Racquetball

Racquetball
Racquetball-racquet-and-bal.jpg
Racquetball racquet and ball
Highest governing body International Racquetball Federation (IRF)
Characteristics
Contact No
Team members Singles or doubles
Mixed gender Yes, separate tours & mixed doubles
Type Racquet sport
Equipment Racquetball ball, racquetball racquet
Venue Indoor or outdoor racquetball court
Presence
Country or region Americas
Olympic No
Paralympic No
People playing racquetball

Racquetball is a racquet sport played with a hollow rubber ball in an indoor or outdoor court. Joseph Sobek [1] is credited with inventing the modern sport of racquetball in 1950, [2] adding a stringed racquet to paddleball in order to increase velocity and control. Unlike most racquet sports, such as tennis and badminton, there is no net to hit the ball over, and, unlike squash, no tin (out of bounds area at the bottom of front wall) to hit the ball above. Also, the court's walls, floor, and ceiling are legal playing surfaces, with the exception of court-specific designated hinders being out-of-bounds. [3]

Racquetball is very similar to 40×20 American handball, which is played in many countries. It is also very similar to the British sport Squash 57, which was called racketball before 2016 (see below for a comparison).

History

Joe Sobek is credited with inventing the sport of racquetball in the New Britain, Connecticut YMCA, though not with naming it. A professional tennis and American handball player, Sobek sought a fast-paced sport that was easy to learn and play. He designed the first strung paddle, devised a set of rules, based on those of squash, handball, and paddleball, and named his game paddle rackets.

In February 1952 Sobek founded the National Paddle Rackets Association (NPRA), codified the rules, and had them printed as a booklet. The new sport was rapidly adopted and became popular through Sobek's continual promotion of it; he was aided by the existence of some 40,000 handball courts in the country's YMCAs and Jewish Community Centers, wherein racquetball could be played.

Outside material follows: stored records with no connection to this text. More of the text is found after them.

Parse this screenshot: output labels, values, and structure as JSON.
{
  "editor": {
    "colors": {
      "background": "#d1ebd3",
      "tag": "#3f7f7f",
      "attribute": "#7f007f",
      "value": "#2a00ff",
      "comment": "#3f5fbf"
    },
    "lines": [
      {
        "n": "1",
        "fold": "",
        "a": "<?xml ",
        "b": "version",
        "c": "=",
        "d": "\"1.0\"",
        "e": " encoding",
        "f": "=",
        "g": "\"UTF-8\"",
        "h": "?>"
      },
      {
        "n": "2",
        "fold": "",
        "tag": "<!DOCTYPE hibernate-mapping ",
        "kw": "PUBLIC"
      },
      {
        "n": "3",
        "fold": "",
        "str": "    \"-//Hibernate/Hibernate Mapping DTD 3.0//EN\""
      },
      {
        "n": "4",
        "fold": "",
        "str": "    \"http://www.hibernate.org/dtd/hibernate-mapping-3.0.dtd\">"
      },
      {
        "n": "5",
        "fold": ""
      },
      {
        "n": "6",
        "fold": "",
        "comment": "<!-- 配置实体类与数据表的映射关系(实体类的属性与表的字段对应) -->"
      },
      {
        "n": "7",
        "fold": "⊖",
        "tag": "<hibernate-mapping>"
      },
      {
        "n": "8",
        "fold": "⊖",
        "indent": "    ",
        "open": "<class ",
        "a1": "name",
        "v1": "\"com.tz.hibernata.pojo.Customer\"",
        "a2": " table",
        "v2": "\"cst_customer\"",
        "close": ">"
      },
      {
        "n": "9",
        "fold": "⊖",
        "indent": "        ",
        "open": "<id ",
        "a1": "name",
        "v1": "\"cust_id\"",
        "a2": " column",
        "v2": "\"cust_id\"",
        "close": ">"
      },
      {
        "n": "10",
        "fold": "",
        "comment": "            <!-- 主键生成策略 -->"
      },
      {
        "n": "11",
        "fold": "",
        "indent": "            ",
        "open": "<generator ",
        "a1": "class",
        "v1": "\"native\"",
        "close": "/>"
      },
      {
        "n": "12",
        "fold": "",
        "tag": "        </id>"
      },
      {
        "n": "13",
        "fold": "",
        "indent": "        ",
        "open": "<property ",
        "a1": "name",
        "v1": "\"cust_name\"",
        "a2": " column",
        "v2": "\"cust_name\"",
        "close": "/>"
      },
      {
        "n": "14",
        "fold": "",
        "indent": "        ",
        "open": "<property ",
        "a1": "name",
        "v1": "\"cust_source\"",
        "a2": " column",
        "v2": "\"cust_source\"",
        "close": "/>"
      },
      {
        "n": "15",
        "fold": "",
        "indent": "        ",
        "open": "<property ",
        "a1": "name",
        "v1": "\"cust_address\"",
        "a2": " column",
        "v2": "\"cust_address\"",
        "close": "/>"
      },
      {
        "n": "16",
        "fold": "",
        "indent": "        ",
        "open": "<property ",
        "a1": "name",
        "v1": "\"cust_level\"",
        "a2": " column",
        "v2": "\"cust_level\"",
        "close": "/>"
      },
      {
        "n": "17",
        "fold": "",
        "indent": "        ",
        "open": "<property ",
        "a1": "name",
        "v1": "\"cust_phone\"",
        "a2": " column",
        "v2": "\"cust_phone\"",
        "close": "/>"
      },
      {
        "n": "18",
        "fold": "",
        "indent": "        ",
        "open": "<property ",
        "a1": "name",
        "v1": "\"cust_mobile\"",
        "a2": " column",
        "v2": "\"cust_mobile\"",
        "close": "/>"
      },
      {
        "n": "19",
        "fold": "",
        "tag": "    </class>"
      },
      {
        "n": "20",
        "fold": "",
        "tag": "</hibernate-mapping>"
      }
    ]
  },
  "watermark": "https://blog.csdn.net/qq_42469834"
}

In 1969, aided by Robert W. Kendler, the president-founder of the U.S. Handball Association (USHA), the International Racquetball Association (IRA) was founded using the name coined by Bob McInerney, [4] a professional tennis player. That same year, the IRA assumed the national championship from the NPRA. In 1973, after a dispute with the IRA board of directors, Kendler formed two other racquetball organizations, yet the IRA remains the sport's dominant organization, recognized by the United States Olympic Committee as the American national racquetball governing body.

In 1974, the IRA organized the first professional tournament, and is a founding member of the International Racquetball Federation (IRF). Eventually, the IRA became the American Amateur Racquetball Association (AARA); in late 1995, it renamed itself as the United States Racquetball Association (USRA). In 2003, the USRA again renamed itself to USA Racquetball (USAR), to mirror other Olympic sports associations, even if Racquetball is not an Olympic sport.

Kendler used his publication ACE to promote both handball and racquetball. Starting in the 1970s, and aided by the fitness boom of that decade, the sport's popularity increased to an estimated 3.1 million players by 1974. Consequent to increased demand, racquetball clubs and courts were founded and built, and sporting goods manufacturers began producing racquetball-specific equipment. This growth continued until the early 1980s, and declining in the decade's latter part when racquet clubs converted to physical fitness clubs, in service to a wider clientele, adding aerobics exercise classes and physical fitness and bodybuilding machines. Since then, the number of has remained steady, an estimated 5.6 million players.

Other Languages
العربية: كرة الراح
català: Raquetbol
čeština: Raketbal
Deutsch: Racquetball
español: Raquetbol
Esperanto: Rakedopilkado
français: Racquetball
한국어: 라켓볼
italiano: Racquetball
lietuvių: Raketbolas
magyar: Raketball
Nederlands: Racquetball
polski: Racquetball
português: Raquetebol
русский: Ракетбол
svenska: Racquetball
Türkçe: Raketbol
українська: Ракетбол
中文: 短柄牆球